The adjusters, pre-polishers and polishers can then be autoclaved to be reused. They have excellent longevity and a low wear rate, allowing them to be used on many patients and many restorations.
Other uses of the ASAP InDirect+ polishers are everyday composite restorations, provisional crowns, removable and fixed hybrid prostheses.
This author suggests after cementation on the most posterior teeth, to check the occlusion using a bi-manual manipulation technique of the mandible. This will ensure the condyle is fully seated in the joint and there are no premature contacts or interferences.
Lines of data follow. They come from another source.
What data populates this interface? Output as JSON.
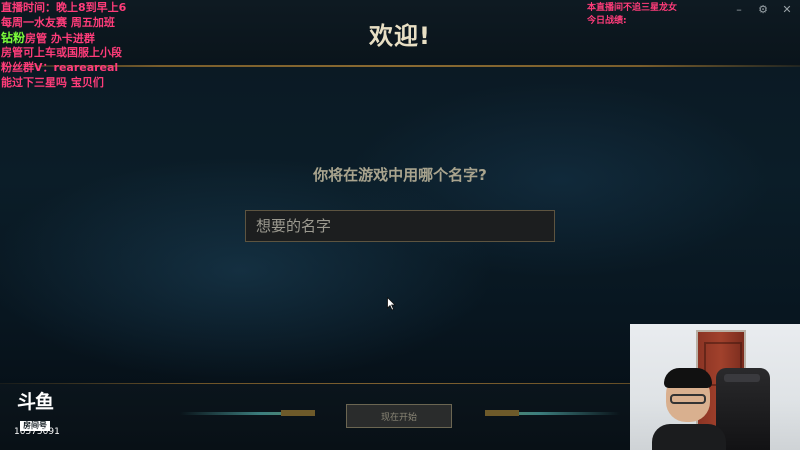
{
  "window": {
    "title": "欢迎!",
    "controls": {
      "minimize": "–",
      "settings": "⚙",
      "close": "✕"
    }
  },
  "form": {
    "question": "你将在游戏中用哪个名字?",
    "name_placeholder": "想要的名字",
    "start_button": "现在开始"
  },
  "overlay_left": {
    "lines": [
      "直播时间：晚上8到早上6",
      "每周一水友赛 周五加班",
      "房管 办卡进群",
      "房管可上车或国服上小段",
      "粉丝群V：reareareal",
      "能过下三星吗 宝贝们"
    ],
    "badge": "钻粉"
  },
  "overlay_right": {
    "lines": [
      "本直播间不追三星龙女",
      "今日战绩:"
    ]
  },
  "stream": {
    "logo_text": "斗鱼",
    "room_label": "房间号",
    "room_number": "10575091"
  },
  "colors": {
    "accent_gold": "#7a5e2c",
    "title_text": "#e8dfc4",
    "overlay_pink": "#ff3c7a",
    "overlay_green": "#7dff3a"
  }
}
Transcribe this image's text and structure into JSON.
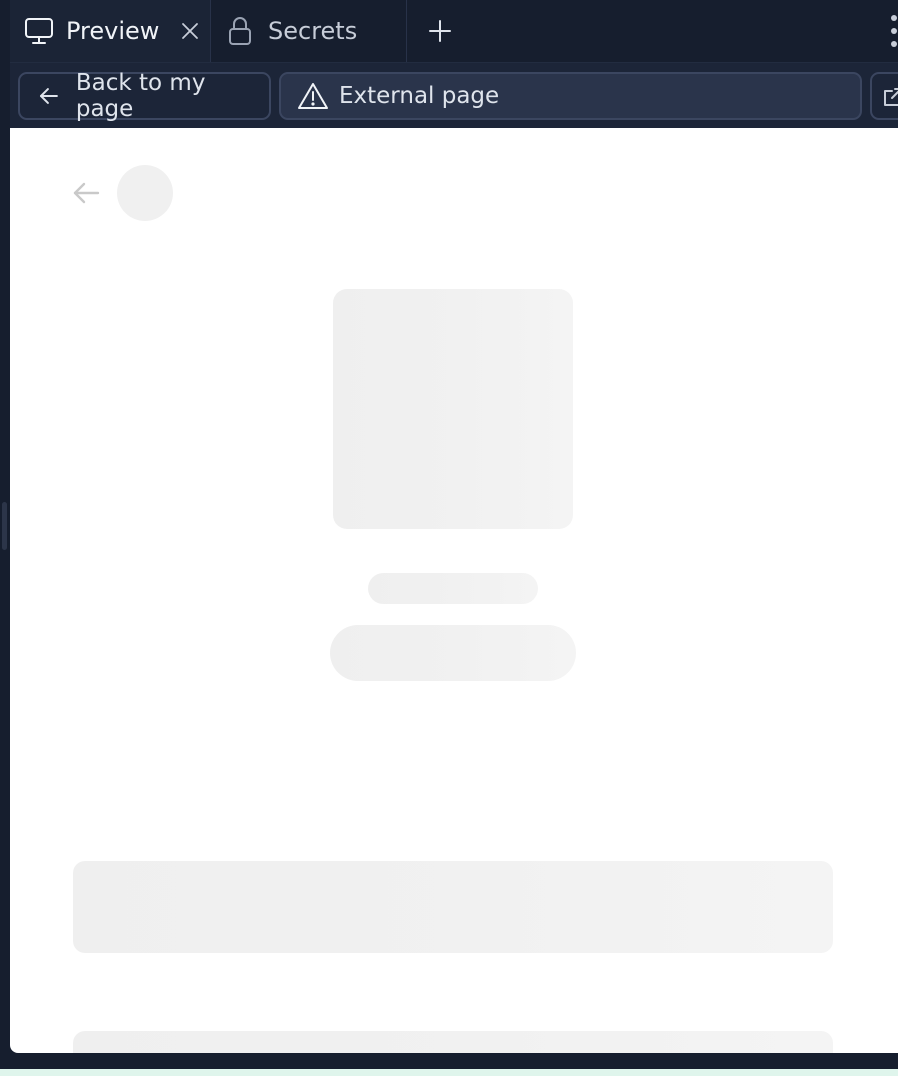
{
  "tabs": [
    {
      "label": "Preview",
      "icon": "monitor-icon",
      "active": true,
      "closable": true
    },
    {
      "label": "Secrets",
      "icon": "lock-icon",
      "active": false,
      "closable": false
    }
  ],
  "tab_actions": {
    "add_icon": "plus-icon",
    "more_icon": "vertical-dots-icon"
  },
  "navbar": {
    "back_label": "Back to my page",
    "back_icon": "arrow-left-icon",
    "external_label": "External page",
    "external_icon": "warning-triangle-icon",
    "open_external_icon": "external-link-icon"
  },
  "preview": {
    "state": "loading-skeleton",
    "back_icon": "arrow-left-icon"
  },
  "colors": {
    "chrome_background": "#161e2e",
    "navbar_background": "#1c2538",
    "field_background": "#2a344b",
    "border": "#3b4660",
    "text": "#dfe4ec",
    "skeleton": "#f0f0f0",
    "page_background": "#ffffff"
  }
}
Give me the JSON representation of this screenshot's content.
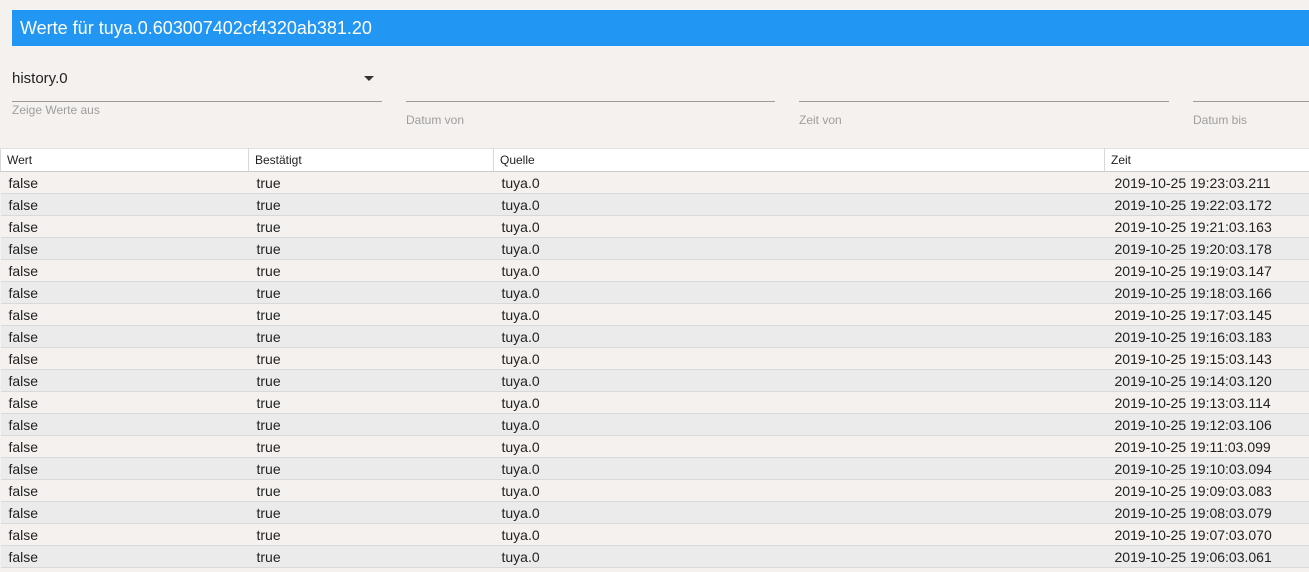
{
  "dialog": {
    "title": "Werte für tuya.0.603007402cf4320ab381.20"
  },
  "filters": {
    "instance": {
      "value": "history.0",
      "label": "Zeige Werte aus"
    },
    "date_from": {
      "value": "",
      "label": "Datum von"
    },
    "time_from": {
      "value": "",
      "label": "Zeit von"
    },
    "date_to": {
      "value": "",
      "label": "Datum bis"
    }
  },
  "table": {
    "headers": [
      "Wert",
      "Bestätigt",
      "Quelle",
      "Zeit"
    ],
    "rows": [
      [
        "false",
        "true",
        "tuya.0",
        "2019-10-25 19:23:03.211"
      ],
      [
        "false",
        "true",
        "tuya.0",
        "2019-10-25 19:22:03.172"
      ],
      [
        "false",
        "true",
        "tuya.0",
        "2019-10-25 19:21:03.163"
      ],
      [
        "false",
        "true",
        "tuya.0",
        "2019-10-25 19:20:03.178"
      ],
      [
        "false",
        "true",
        "tuya.0",
        "2019-10-25 19:19:03.147"
      ],
      [
        "false",
        "true",
        "tuya.0",
        "2019-10-25 19:18:03.166"
      ],
      [
        "false",
        "true",
        "tuya.0",
        "2019-10-25 19:17:03.145"
      ],
      [
        "false",
        "true",
        "tuya.0",
        "2019-10-25 19:16:03.183"
      ],
      [
        "false",
        "true",
        "tuya.0",
        "2019-10-25 19:15:03.143"
      ],
      [
        "false",
        "true",
        "tuya.0",
        "2019-10-25 19:14:03.120"
      ],
      [
        "false",
        "true",
        "tuya.0",
        "2019-10-25 19:13:03.114"
      ],
      [
        "false",
        "true",
        "tuya.0",
        "2019-10-25 19:12:03.106"
      ],
      [
        "false",
        "true",
        "tuya.0",
        "2019-10-25 19:11:03.099"
      ],
      [
        "false",
        "true",
        "tuya.0",
        "2019-10-25 19:10:03.094"
      ],
      [
        "false",
        "true",
        "tuya.0",
        "2019-10-25 19:09:03.083"
      ],
      [
        "false",
        "true",
        "tuya.0",
        "2019-10-25 19:08:03.079"
      ],
      [
        "false",
        "true",
        "tuya.0",
        "2019-10-25 19:07:03.070"
      ],
      [
        "false",
        "true",
        "tuya.0",
        "2019-10-25 19:06:03.061"
      ]
    ]
  },
  "colors": {
    "title_bar": "#2196f3",
    "background": "#f5f1ee",
    "row_alt": "#ebebeb"
  },
  "icons": {
    "instance_dropdown": "caret-down-icon"
  }
}
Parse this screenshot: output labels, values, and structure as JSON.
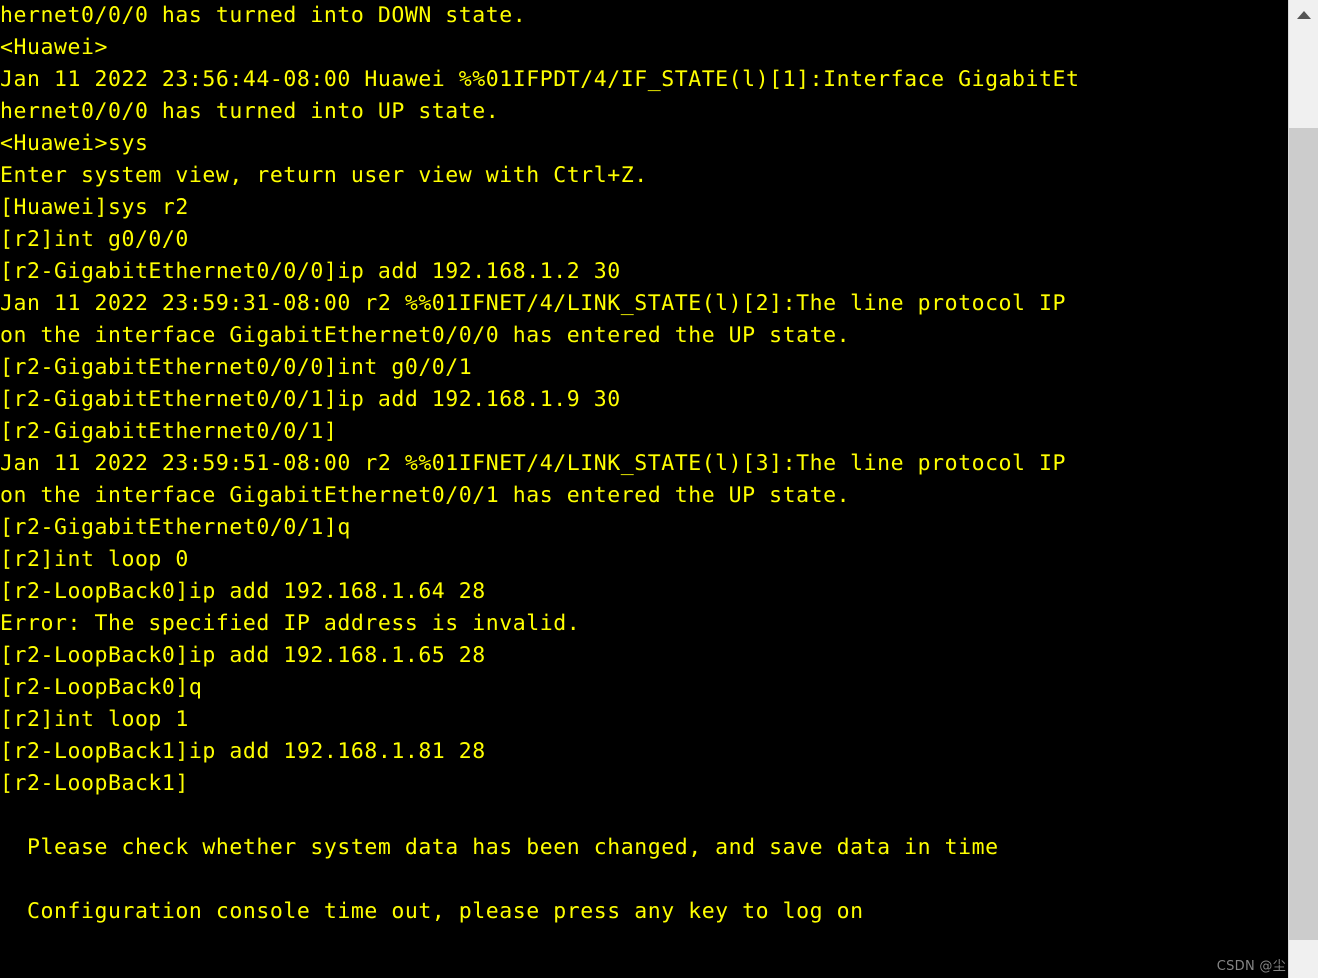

The patient will have an excellent ceramic restoration that should last several years.
Zirconia crown after diamond bur adjustment.
Diamond impregnated adjusters intra-orally.
After use of Diamond impregnated adjusters.
Use of Blue Pre-finisher.
After use of Blue Pre-finisher, dull smooth surface.
Use of Pink Polisher.
After complete polishing, for a high gloss surface.
Images courtesy of Fred H. Peck, DDS, FAACD, FICD
About the Author
Fred H. Peck, DDS, FAACED, FICD
Dr. Fred Peck is in private practice in Cincinnati, OH. Dr. Peck is an accredited fellow of the American Academy of Cosmetic Dentistry. He lectures and teaches hands on seminars related to cosmetic dentistry.
This article was originally published in the Clinical Life™ magazine: Fall 2021 edition
Clinical Life™ magazine is a premier periodical publication by Clinical Research Dental Supplies & Services Inc. Discover compelling clinical cases from Canadian and US dental professionals, cutting-edge techniques, product insights, and continuing education events.